Both are students in Penta Career Center’s satellite marketing program offered at Bowling Green High School.

Their teacher Cara Maxey said the partners launched into the project with rare commitment.  “They worked extremely hard on their own networking,” she said. “They put in the extra time and effort outside the classroom that made the difference.”

What they came up was “a real product,” with real world benefits. Usually students come up with “want-based products,” often related to fashion and cosmetics.

The Trident Filter “is something the world needs,” Stucker said.

“We were pretty stoked to do as well as we did,” O’Donnell said. “Right from the beginning, we wanted to take this as far as we could. We put in countless hours.”

He stayed at Stucker’s house for 10 days before the district competition so they could work long into the night.

And their classmates took note. Stucker said they even made t-shirts, hats, business cards, and pins.

Both are competitive by nature. Stucker runs track and cross-country, and O’Donnell has played varsity soccer for three years and is a member of Columbus Crew Academy team.

DECA provided an outlet for that competitive spirit, Stucker said. “You can just go hard into it.”

Maxey had high expectations from the time she learned about the project. She would have disappointed if the project hadn’t placed at states.

As it was this is the first time in her 14 years as a marketing teacher, in BG and in the Toledo Public Schools, that she had students place in the international Conference.

Their success was built on a web of community connections.

Both partners have mothers who work in academia. Stucker is the son of Alan and Jenn Stucker, who chairs the Graphic Design Department at Bowling Green State University. O’Donnell is the son of Ed and Amy O’Donnell, who teaches career development at the University of Toledo.

They drew on expertise at both universities.

Among their contacts were Bob Midden at BGSU who helped them with the chemistry and Kirk Kern, director of the Paul J. Hooker Center for Entrepreneurship, who critiqued their efforts.

“He really grilled us on our presentation and idea,” O’Donnell said.

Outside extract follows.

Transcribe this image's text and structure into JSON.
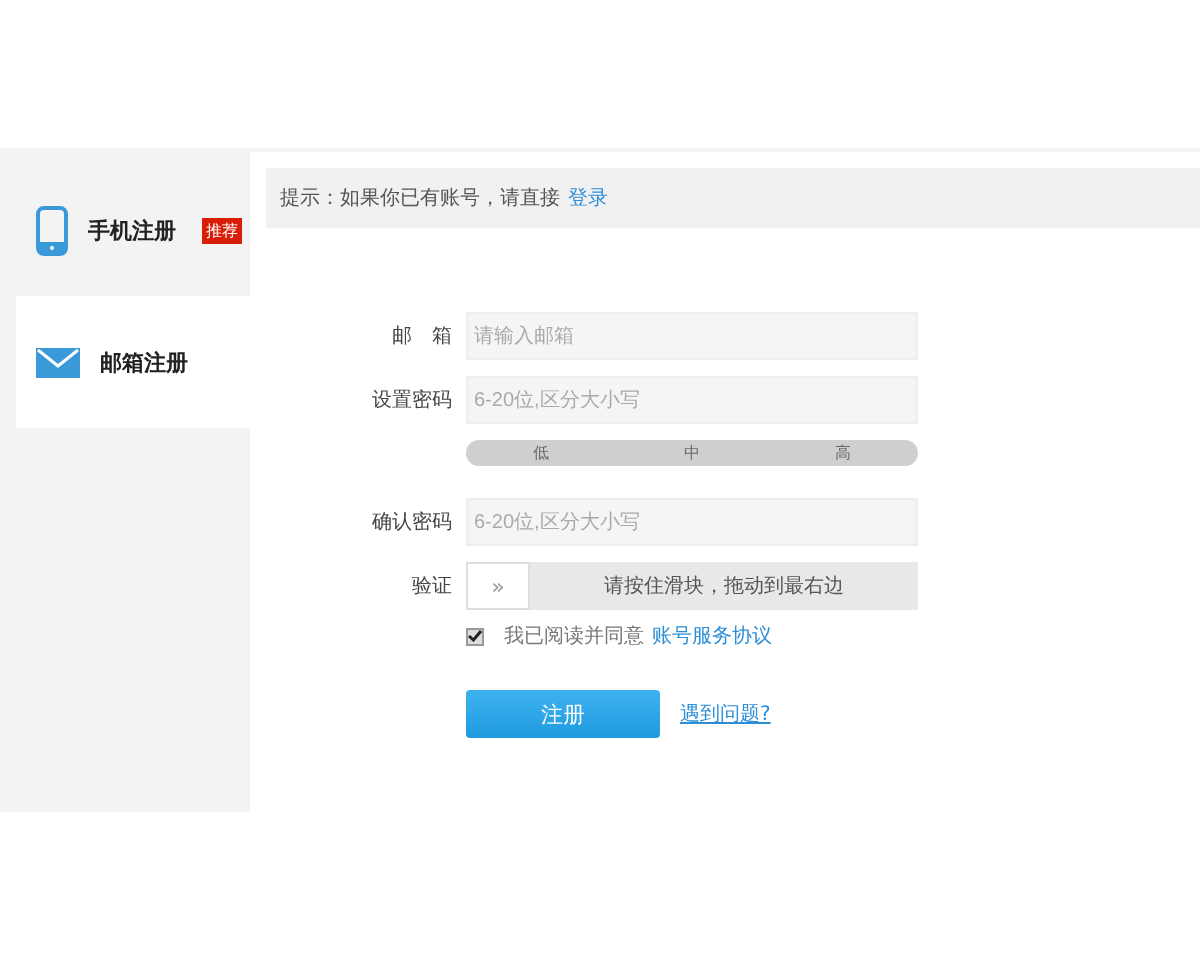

“We learned a lot from the criticism,” Stucker added.

When they needed a 3D prototype of the filter, Alex Mejiritski, the father of a classmate, came through.

They’ve also consulted with people in the agricultural community both on the work they’ve done and with an eye toward testing the product.

That paid off when they went to Atlanta and faced two rounds of judging. The judge in the final round had the toughest questions, quizzing them about the chemistry behind their idea. But they were prepared.

Stucker and O’Donnell were two of the seven BG DECA students who qualified for the International competition. The others were:

  • Trisha Stichler, a senior who placed in the top 10 at the International in Automotive Services Marketing, having placed second at the state.
  • Makai Ruffin, a senior, who placed first in the state in Human Resource Management earning a second trip to the International Conference.
  • Alyssa Lang and Kloe Atwood, seniors, who placed second in the state in Public Relations Campaign
  • Ayla Arrington, who placed fourth place in Business Finance at the state, earning a spot at the International Conference for a second year.

Stucker and O’Donnell are planning to take Trident Filters to the next stage, and compete with it next year. And they plan to stick with it beyond that.

Stucker is applying for service academies and BGSU. O’Donnell is also planning on attending BGSU’s College of Business. “I think the entrepreneurship aspect is a bit more applicable going into the future.”

print